- Anderson, R.C.., et al. “The Sampling and Caching Subsystem (SCS) for the Scientific Exploration of Jezero Crater by the Mars 2020 Perseverance Rover.” Space Science Reviews, Springer Netherlands, 1 Jan. 1970, link.springer.com/article/10.1007/s11214-020-00783-7.
- A.C.. Allwood, M.R.. Walter, et al. “Mars 2020 Mission Overview.” Space Science Reviews, Springer Netherlands, 1 Jan. 1970, link.springer.com/article/10.1007/s11214-020-00762-y.
- “New Tools to Automatically Generate Derived Products upon Downlink Passes for Mars Science Laboratory Operations.” IEEE Xplore, ieeexplore.ieee.org/document/9172647.
I would like to thank my incredible mentors Kyle Kaplan and Julie Townsend as well as Sawyer Brook for providing research guidance, support, and technical assistance; Michael Lashore for taking the time to allow me to shadow his SNC downlink shift; Frank Hartman for finding and funding this opportunity; and Caltech Northern California Associates and Mary and Sam Vodopia for the fellowship to participate in Caltech’s Summer Undergraduate Research Fellowship (SURF).
The Sampling and Caching Subsystem (SCS) for Scientific Exploration of Jezero Crater by the Mars 2020 Perseverance Rover
Mars 2020 Mission Overview
The research was carried out at the Jet Propulsion Laboratory, California Institute of Technology, and was sponsored by the SURF internship program and the National Aeronautics and Space Administration (80NM0018D0004).

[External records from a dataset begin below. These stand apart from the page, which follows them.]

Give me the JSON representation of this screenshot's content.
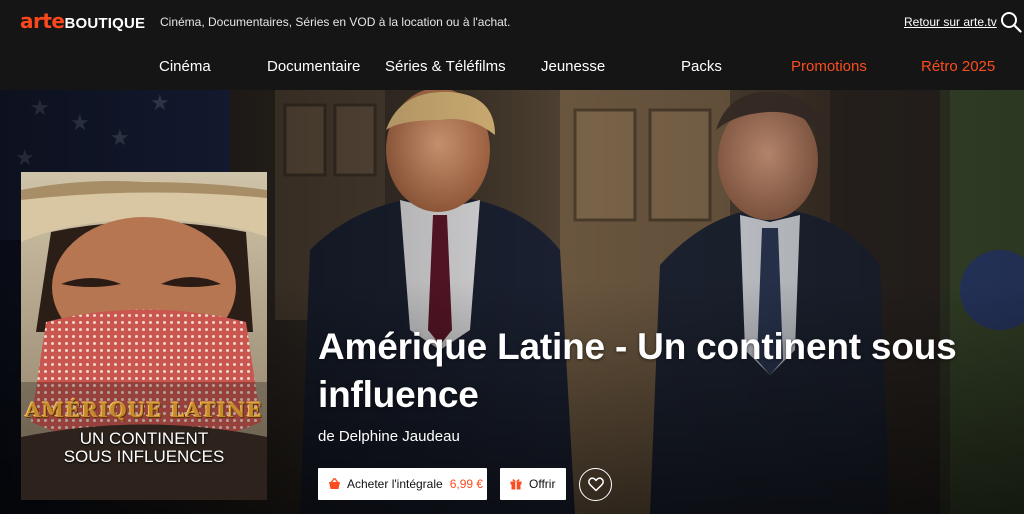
{
  "header": {
    "logo_arte": "arte",
    "logo_boutique": "BOUTIQUE",
    "tagline": "Cinéma, Documentaires, Séries en VOD à la location ou à l'achat.",
    "back_link": "Retour sur arte.tv",
    "search_icon": "search-icon"
  },
  "nav": {
    "items": [
      {
        "label": "Cinéma"
      },
      {
        "label": "Documentaire"
      },
      {
        "label": "Séries & Téléfilms"
      },
      {
        "label": "Jeunesse"
      },
      {
        "label": "Packs"
      },
      {
        "label": "Promotions"
      },
      {
        "label": "Rétro 2025"
      }
    ]
  },
  "hero": {
    "title": "Amérique Latine - Un continent sous influence",
    "director": "de Delphine Jaudeau",
    "poster": {
      "title_line1": "AMÉRIQUE LATINE",
      "title_line2a": "UN CONTINENT",
      "title_line2b": "SOUS INFLUENCES"
    },
    "buy_button": {
      "label": "Acheter l'intégrale",
      "price": "6,99 €",
      "icon": "basket-icon"
    },
    "gift_button": {
      "label": "Offrir",
      "icon": "gift-icon"
    },
    "favorite_button": {
      "icon": "heart-icon"
    }
  },
  "colors": {
    "accent": "#fa481c",
    "promo": "#fa4d1f",
    "background": "#151515"
  }
}
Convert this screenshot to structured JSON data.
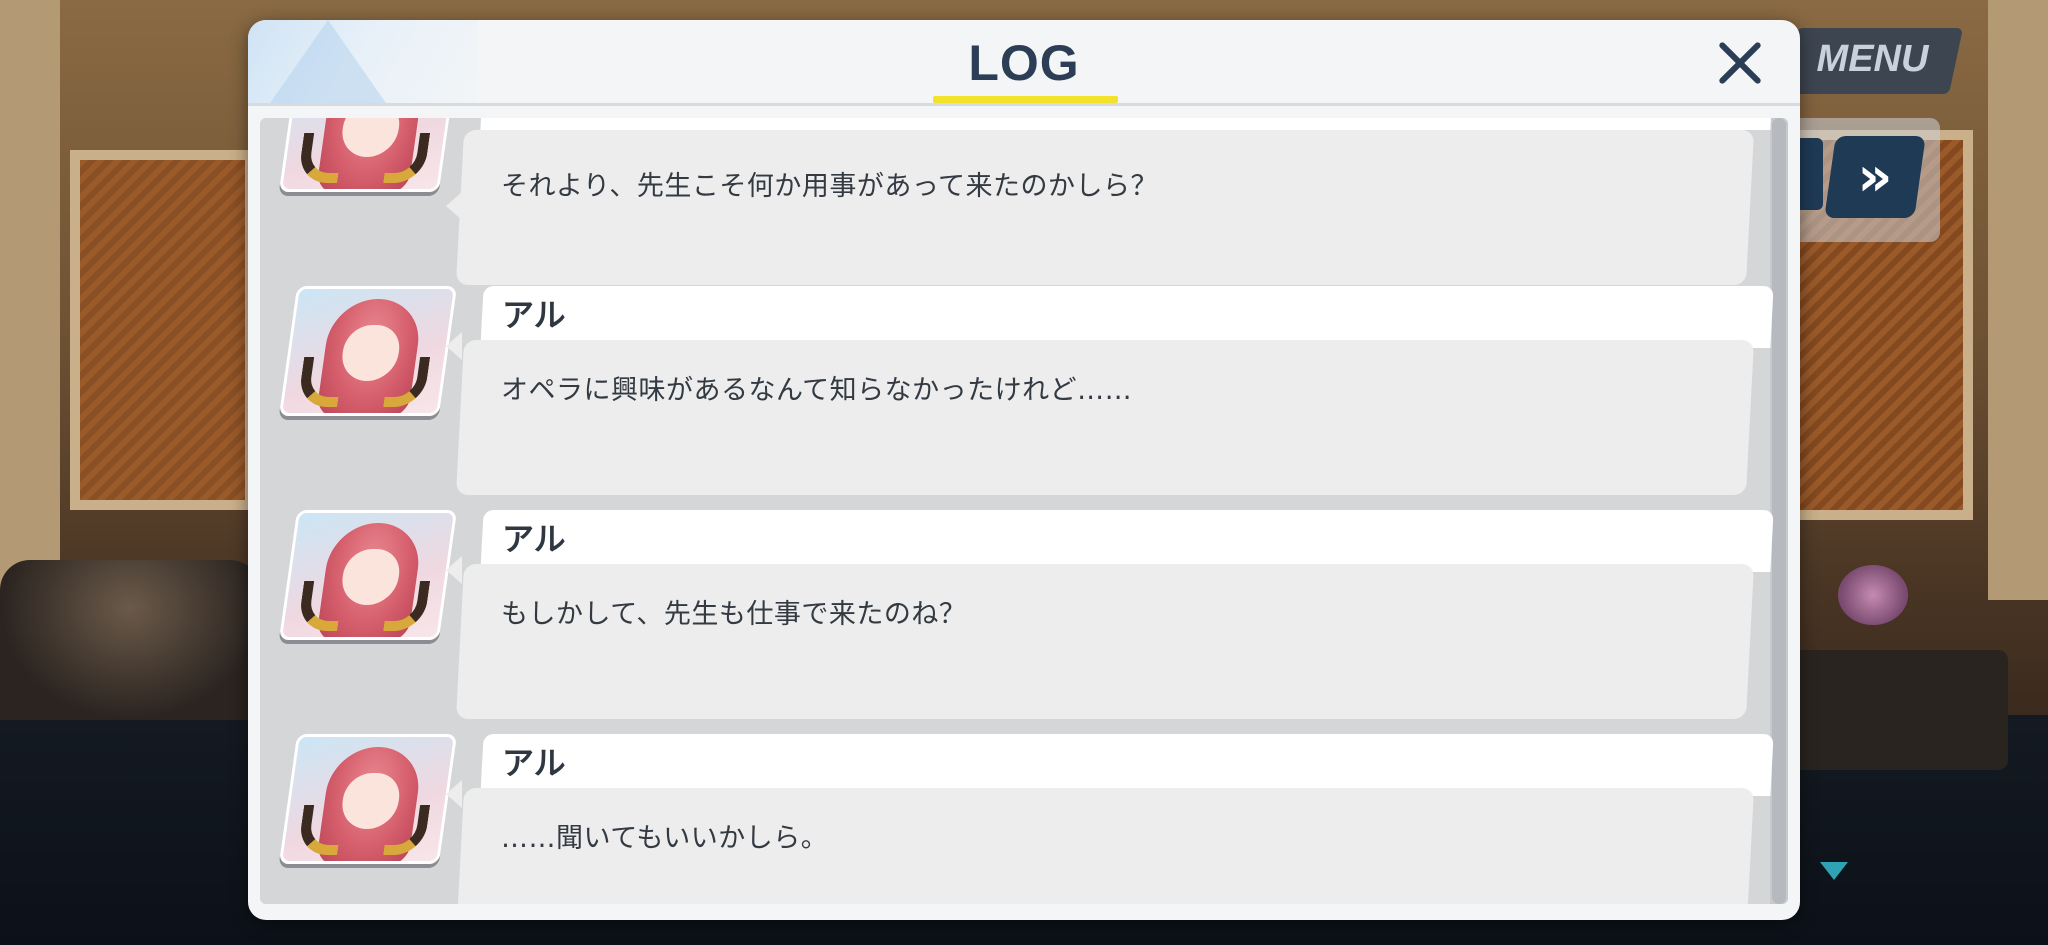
{
  "screen": {
    "menu_label": "MENU",
    "skip_icon": "fast-forward-icon"
  },
  "log": {
    "title": "LOG",
    "close_icon": "close-icon",
    "entries": [
      {
        "speaker": "",
        "text": "それより、先生こそ何か用事があって来たのかしら？"
      },
      {
        "speaker": "アル",
        "text": "オペラに興味があるなんて知らなかったけれど……"
      },
      {
        "speaker": "アル",
        "text": "もしかして、先生も仕事で来たのね？"
      },
      {
        "speaker": "アル",
        "text": "……聞いてもいいかしら。"
      }
    ]
  }
}
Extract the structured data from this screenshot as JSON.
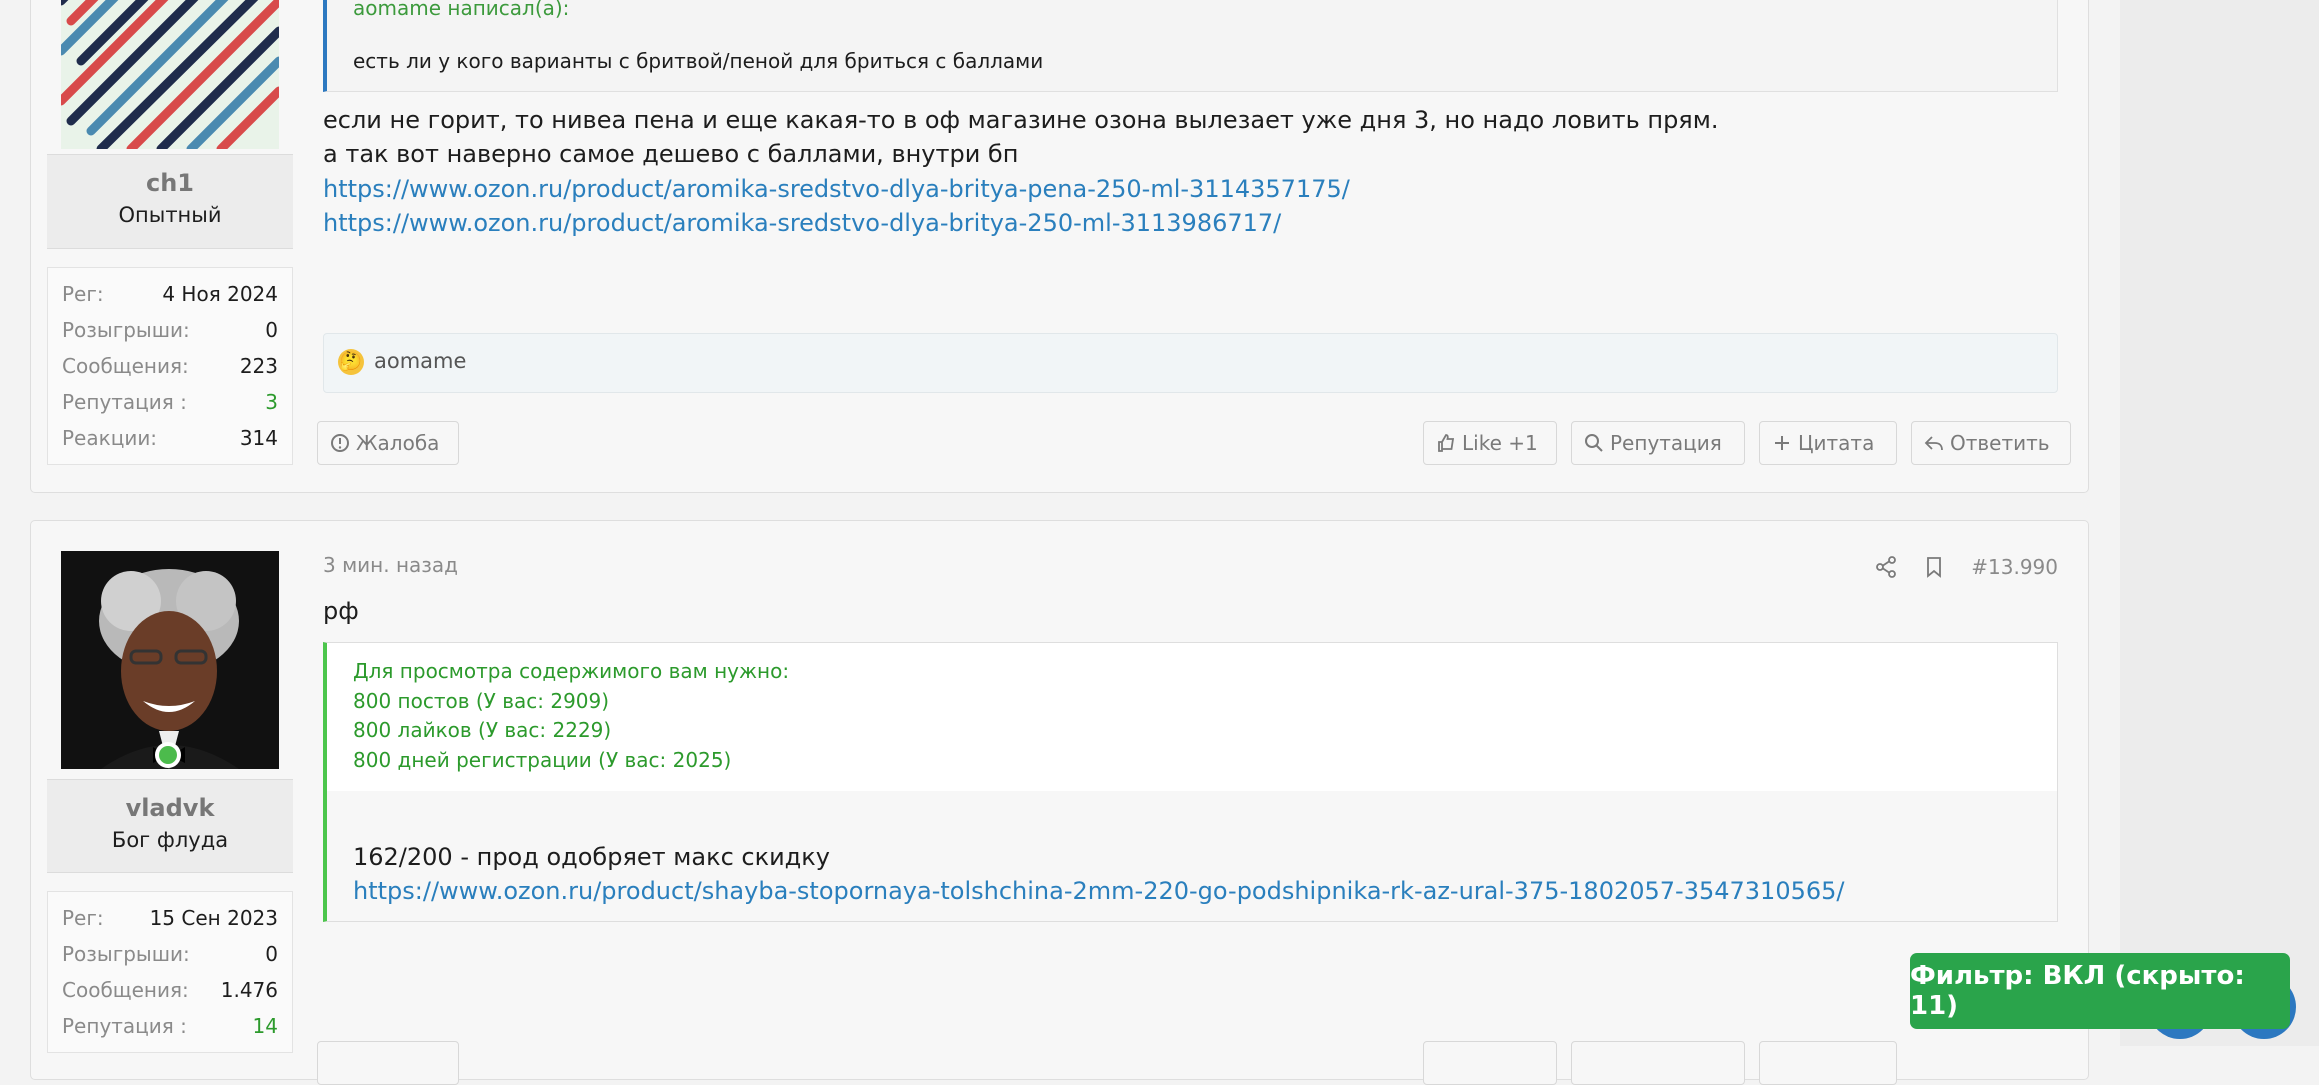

© 2021. California Institute of Technology. Government sponsorship acknowledged.